The American Academy of Pediatrics has issued a new report emphasizing the importance of controlling pain and anxiety in children who receive emergency medical care.
“There are a lot of modalities for reducing pain in children, and we’re doing a lot better in terms of kids’ pain than we used to,” said report author Dr. Joel Fein, an attending physician in the emergency department at the Children’s Hospital of Philadelphia.
“Parents should advocate for the children for pain and anxiety management” if they feel they aren’t getting adequate control, said Fein, who also is a professor of pediatrics and emergency medicine.
There are several reasons why a visit to the ER may not be pain-free, according to the report. One is a fear of side effects. Another concern is that using pain-relieving medications could make it more difficult or time-consuming to give a diagnosis, which could affect treatment.
For example, even topical anesthetics might not be used if doctors believe they may delay a correct diagnosis. Topical anesthetics also aren’t readily available in all emergency rooms, according to the report.

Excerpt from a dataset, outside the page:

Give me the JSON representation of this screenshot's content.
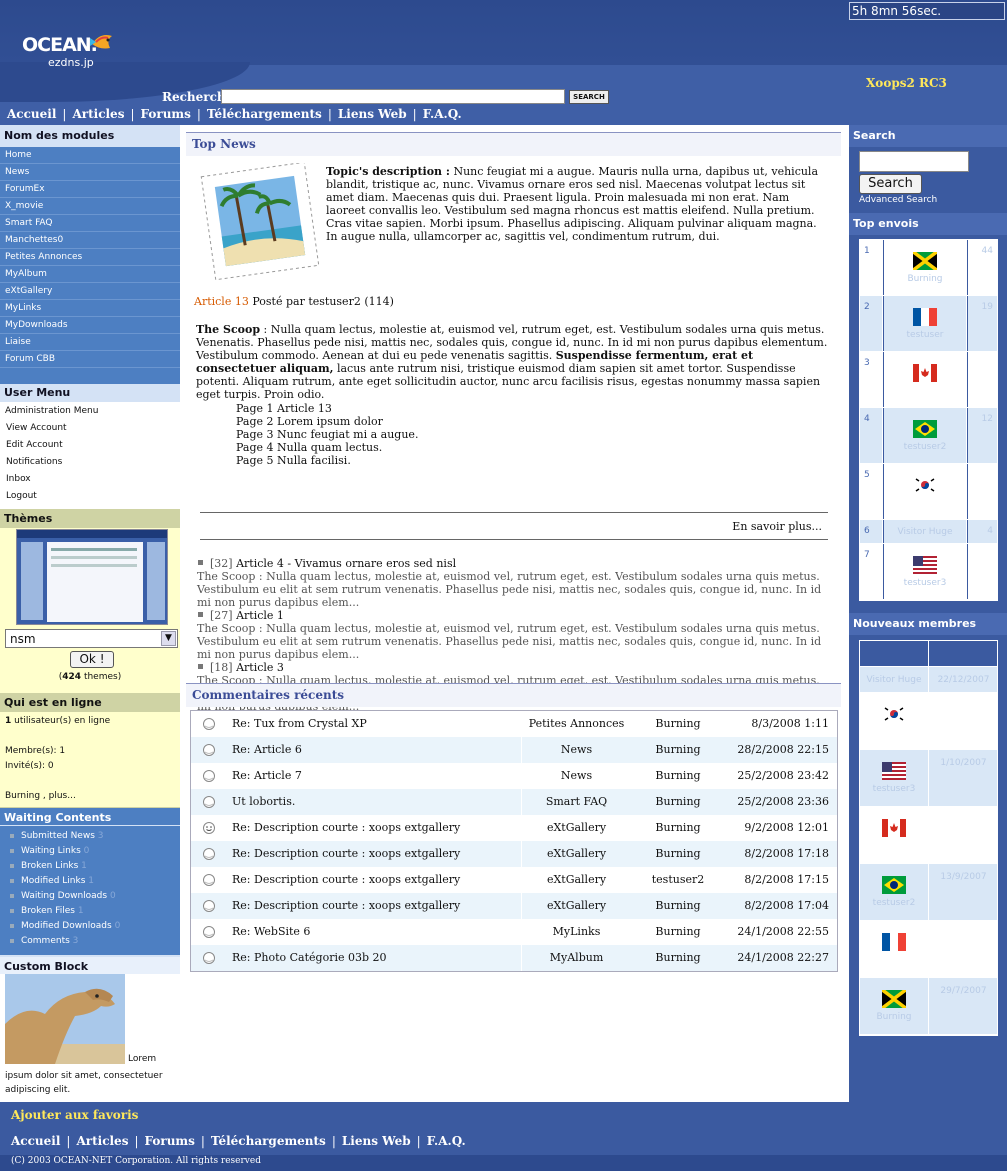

Furthermore, a stigma still lingers with narcotic medications, and doctors may be less likely to use these drugs in children. The report also draws attention to a racial bias in the prescription of these drugs, with black children less likely to receive them for pain relief.
The authors believe these obstacles can be overcome, and that pain relief should start even in an ambulance.
Once at the hospital, it’s important that the child stays calm. Greater anxiety leads to a greater perception of pain, according to the report.
The report recommends that each family be given a private room, ideally with colorful walls, pictures on the ceilings and a variety of toys to keep the child distracted in this unfamiliar environment.
The authors suggest that medications such as acetaminophen, ibuprofen or oral narcotics can help relieve pain, as can topical analgesics. The report also recommends applying topical anesthetics to numb areas before using any IV catheters.
“Children have a pretty significant fear of needles,” Fein said. “Topical anesthesia can offer pain protection during IV line placement and [drawing blood].”
The report adds that using pain-relieving medications doesn’t seem to alter physicians’ ability to make a timely diagnosis.
“For the youngest infants, even just giving sugar water can help reduce pain,” said Fein.
Source: American Academy of Pediatrics